Global Bike Shares
Public bike sharing has been around since the 1960s, but due to increasing transportation pressures, it has been gaining momentum over the past five years. Today, bike share programs can be found in more than 500 cities around the world. Their benefits include enhanced mobility and decreased congestion, economic stimulus and job creation in bike-related sectors (including tourism), increased physical activity and improved citywide public perception. While the wide-ranging benefits of cycling are well documented, bike share programs do encounter financial problems due to high upfront costs, insurance and theft. It’s been a summer of bike share controversy as large North American cities try to strike a balance between their program’s cost and level of service.
In May, Toronto’s mayor Rob Ford suggested dissolving its Bixi program, after it was announced the company could not make its debt payment (owing approximately $1-million to suppliers). This sparked controversy as it was only launched in 2011 and because it’s close to breaking even on its day-to-day operations. Ford kicked back the decision to city council, which will decide on the fate of the program this fall. Later that month, the Wall Street Journal made a video lambasting New York City’s Citi Bike program, in which editorial board member Dorothy Rabinowitz stated the Big Apple’s sites “are absolutely begrimed by these blazing blue Citibank bikes.” Not to mention that the city is “helpless before the driven, ideological passions of its leader,” and “all-powerful” bike lobby. Regardless, after eight weeks the program is growing strong, drawing 400 to 600 new annual members per day. Later in July, it was announced that Vancouver is planning a bike share program with an integrated helmet rental system (which has never been attempted in Canada) for early 2014.

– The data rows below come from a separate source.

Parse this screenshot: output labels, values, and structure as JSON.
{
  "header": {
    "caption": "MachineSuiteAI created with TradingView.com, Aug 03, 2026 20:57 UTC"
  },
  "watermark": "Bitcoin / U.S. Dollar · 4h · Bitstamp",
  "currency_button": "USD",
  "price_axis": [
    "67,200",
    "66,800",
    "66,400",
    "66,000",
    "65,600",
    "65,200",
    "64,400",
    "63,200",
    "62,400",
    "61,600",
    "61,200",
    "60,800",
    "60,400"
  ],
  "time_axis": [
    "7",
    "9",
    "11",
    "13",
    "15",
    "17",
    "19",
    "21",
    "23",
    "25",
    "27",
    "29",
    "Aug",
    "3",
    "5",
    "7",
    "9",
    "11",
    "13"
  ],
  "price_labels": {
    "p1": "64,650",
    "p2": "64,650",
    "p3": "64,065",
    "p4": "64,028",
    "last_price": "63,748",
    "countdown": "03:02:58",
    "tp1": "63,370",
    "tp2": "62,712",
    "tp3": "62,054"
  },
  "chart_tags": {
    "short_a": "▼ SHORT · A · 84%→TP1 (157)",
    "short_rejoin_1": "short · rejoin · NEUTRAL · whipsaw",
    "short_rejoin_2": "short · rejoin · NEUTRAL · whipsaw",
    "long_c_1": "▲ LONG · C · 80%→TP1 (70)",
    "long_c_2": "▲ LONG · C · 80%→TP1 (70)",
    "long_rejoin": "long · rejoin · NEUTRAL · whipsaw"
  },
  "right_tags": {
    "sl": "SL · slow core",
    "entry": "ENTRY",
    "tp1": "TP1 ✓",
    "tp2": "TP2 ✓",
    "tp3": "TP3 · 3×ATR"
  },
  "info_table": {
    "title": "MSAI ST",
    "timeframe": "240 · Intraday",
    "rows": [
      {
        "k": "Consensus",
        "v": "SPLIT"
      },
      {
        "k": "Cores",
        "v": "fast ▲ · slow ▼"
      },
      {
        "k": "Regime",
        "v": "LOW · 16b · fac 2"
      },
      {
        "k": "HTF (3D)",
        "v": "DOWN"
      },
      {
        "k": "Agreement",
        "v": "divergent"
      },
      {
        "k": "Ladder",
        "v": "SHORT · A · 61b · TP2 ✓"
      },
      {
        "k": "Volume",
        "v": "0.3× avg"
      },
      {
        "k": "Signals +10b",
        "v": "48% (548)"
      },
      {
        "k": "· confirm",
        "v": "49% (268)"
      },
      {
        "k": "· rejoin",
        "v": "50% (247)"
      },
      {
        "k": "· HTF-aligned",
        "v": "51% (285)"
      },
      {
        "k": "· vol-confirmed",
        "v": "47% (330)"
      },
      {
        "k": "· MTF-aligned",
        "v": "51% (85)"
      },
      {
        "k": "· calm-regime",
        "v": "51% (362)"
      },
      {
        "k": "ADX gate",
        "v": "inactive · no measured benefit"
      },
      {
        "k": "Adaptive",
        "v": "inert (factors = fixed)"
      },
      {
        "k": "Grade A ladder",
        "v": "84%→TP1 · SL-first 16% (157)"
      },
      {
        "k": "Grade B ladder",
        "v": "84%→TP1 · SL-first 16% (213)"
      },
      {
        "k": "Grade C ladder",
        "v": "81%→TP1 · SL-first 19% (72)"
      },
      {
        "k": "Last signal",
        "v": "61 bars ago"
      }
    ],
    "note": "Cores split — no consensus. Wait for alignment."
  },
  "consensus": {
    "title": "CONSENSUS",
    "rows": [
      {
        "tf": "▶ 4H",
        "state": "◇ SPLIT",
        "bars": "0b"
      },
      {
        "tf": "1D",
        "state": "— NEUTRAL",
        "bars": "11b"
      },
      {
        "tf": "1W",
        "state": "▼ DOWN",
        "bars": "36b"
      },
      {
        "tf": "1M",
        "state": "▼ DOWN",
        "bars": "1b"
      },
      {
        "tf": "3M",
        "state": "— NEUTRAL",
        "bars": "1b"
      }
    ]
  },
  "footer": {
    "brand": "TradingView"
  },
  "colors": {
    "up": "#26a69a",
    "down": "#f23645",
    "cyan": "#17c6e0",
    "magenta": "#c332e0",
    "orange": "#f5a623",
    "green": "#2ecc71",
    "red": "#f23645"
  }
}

For CAB and other bike share programs to take flight, cities must actively invest in cycling infrastructure, so that people feel comfortable biking. Participating in your local bike share can be more convenient than owning a bike and save you time. You also don’t have to worry about maintenance or buying accessories like lights or locks. Bike sharing is no silver bullet, but it can play a part in making our cities more livable, navigable and fun.
Have you ever used a bike share system? Would you?
Julie is an urban planning graduate student at the University of Waterloo, focusing on sustainable transportation.
Emily is former A\J web editor and a graduate of Environmental Studies at Wilfrid Laurier University. Emily is an urban homesteader who tries to live as plastic-free, local and organic as possible, and can be intense about it.